__Supplied information__
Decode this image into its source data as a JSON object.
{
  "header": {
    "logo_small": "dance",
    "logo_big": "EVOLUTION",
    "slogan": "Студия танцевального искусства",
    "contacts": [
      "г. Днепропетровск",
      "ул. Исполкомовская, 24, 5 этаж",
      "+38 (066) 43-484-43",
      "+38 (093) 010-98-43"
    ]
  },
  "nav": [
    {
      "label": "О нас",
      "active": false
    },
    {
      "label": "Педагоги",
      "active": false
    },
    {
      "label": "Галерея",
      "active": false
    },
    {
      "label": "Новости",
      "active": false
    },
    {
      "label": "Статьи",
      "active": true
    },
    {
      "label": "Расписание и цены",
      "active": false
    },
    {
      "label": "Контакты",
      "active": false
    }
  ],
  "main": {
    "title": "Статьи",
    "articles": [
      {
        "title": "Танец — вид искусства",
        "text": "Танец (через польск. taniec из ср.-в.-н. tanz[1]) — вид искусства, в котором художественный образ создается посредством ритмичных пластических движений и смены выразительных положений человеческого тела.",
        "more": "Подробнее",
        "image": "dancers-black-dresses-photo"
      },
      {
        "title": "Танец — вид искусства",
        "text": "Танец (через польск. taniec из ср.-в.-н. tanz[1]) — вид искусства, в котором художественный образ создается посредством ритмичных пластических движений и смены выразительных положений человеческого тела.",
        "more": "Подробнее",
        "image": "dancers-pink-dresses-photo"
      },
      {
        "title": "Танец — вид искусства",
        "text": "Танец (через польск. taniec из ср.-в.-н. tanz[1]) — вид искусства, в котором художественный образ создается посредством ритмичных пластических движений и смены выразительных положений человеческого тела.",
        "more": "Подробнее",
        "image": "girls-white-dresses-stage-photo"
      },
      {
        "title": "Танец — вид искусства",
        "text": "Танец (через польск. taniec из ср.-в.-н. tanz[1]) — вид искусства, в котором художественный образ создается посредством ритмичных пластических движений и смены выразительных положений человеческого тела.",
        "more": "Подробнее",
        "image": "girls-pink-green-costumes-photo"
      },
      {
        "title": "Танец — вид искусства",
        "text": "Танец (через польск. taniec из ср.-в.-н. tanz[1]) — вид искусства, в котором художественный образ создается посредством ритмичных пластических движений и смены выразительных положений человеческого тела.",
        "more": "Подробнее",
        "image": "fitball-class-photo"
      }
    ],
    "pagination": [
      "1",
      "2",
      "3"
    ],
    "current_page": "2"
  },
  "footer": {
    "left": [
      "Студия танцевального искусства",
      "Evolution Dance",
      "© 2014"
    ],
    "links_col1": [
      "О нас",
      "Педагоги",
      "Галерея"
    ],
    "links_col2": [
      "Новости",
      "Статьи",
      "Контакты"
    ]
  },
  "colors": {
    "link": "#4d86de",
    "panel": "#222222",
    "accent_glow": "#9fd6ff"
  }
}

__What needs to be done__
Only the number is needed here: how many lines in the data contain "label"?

__Result for this task__
7